▶ [Problem statement]: The lines to copy are those in the listing below that contain the word "suggestions".

▶ [Input data]:
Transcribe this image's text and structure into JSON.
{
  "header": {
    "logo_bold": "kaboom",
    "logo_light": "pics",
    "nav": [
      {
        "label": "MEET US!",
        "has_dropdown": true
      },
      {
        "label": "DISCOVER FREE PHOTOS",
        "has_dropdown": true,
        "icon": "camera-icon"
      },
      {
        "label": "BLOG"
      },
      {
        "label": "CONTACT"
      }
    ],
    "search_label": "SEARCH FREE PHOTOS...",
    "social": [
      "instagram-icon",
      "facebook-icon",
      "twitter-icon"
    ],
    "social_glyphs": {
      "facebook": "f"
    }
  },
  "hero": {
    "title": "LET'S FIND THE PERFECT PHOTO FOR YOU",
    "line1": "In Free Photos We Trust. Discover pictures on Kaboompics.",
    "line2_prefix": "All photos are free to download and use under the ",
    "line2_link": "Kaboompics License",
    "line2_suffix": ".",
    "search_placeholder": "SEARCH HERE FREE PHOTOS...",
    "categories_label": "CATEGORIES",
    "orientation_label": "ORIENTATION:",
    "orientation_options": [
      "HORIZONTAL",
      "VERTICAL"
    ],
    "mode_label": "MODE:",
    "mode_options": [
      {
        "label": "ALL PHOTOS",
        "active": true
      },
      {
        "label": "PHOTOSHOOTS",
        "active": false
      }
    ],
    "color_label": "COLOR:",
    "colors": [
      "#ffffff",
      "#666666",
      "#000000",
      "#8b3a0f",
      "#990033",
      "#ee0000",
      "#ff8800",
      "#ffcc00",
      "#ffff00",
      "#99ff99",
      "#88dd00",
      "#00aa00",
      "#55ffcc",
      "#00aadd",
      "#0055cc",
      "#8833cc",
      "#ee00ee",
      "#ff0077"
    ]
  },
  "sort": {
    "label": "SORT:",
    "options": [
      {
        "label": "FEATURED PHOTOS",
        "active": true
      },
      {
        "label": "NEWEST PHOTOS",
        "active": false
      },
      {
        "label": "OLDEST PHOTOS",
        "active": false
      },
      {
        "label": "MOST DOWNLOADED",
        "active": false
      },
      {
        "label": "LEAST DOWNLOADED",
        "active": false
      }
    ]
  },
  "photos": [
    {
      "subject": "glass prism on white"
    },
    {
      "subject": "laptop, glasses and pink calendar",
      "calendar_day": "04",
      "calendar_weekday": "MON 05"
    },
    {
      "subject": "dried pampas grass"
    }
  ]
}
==
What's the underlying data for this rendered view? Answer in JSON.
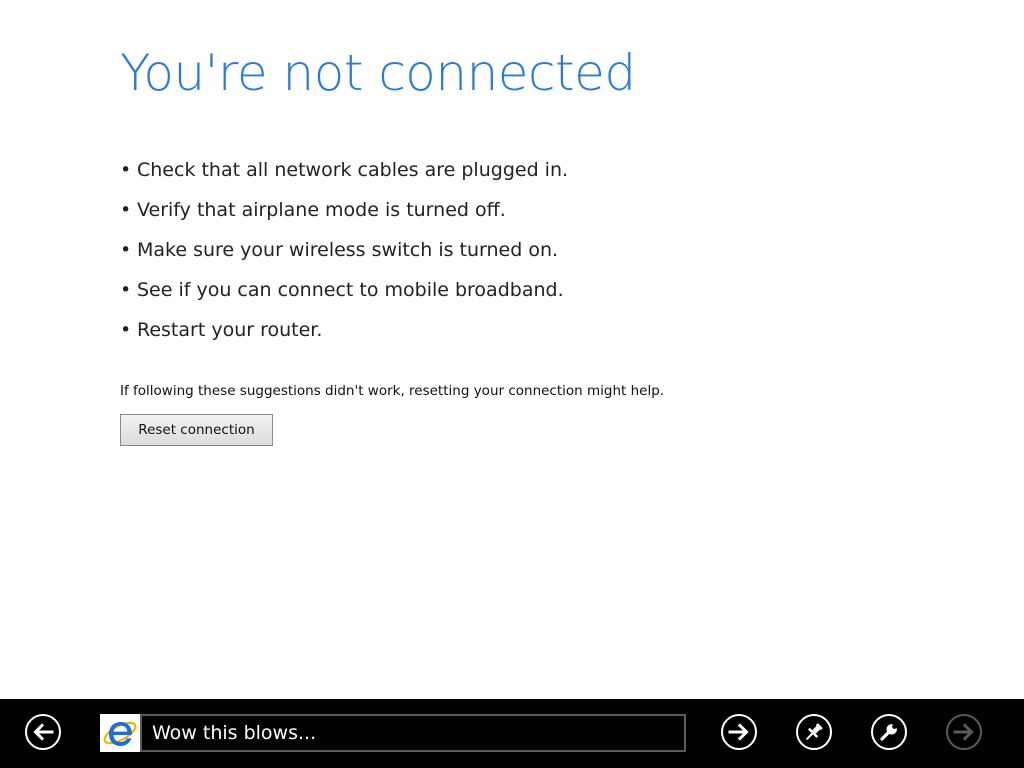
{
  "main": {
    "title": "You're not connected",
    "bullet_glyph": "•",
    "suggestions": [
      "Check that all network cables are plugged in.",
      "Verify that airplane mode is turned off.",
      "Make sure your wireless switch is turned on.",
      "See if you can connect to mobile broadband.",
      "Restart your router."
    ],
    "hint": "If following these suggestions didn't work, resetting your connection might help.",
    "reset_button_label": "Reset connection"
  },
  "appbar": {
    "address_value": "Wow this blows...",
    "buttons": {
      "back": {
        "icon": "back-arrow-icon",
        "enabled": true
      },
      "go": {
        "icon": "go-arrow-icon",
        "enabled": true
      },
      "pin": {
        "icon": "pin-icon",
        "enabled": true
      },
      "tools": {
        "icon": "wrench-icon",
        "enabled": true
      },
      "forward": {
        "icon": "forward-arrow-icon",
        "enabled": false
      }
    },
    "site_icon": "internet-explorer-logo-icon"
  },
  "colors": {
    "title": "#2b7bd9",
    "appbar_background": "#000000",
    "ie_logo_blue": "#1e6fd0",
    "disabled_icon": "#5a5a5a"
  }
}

▶ [Response to this exercise]:
    "suggestions": [
    "hint": "If following these suggestions didn't work, resetting your connection might help.",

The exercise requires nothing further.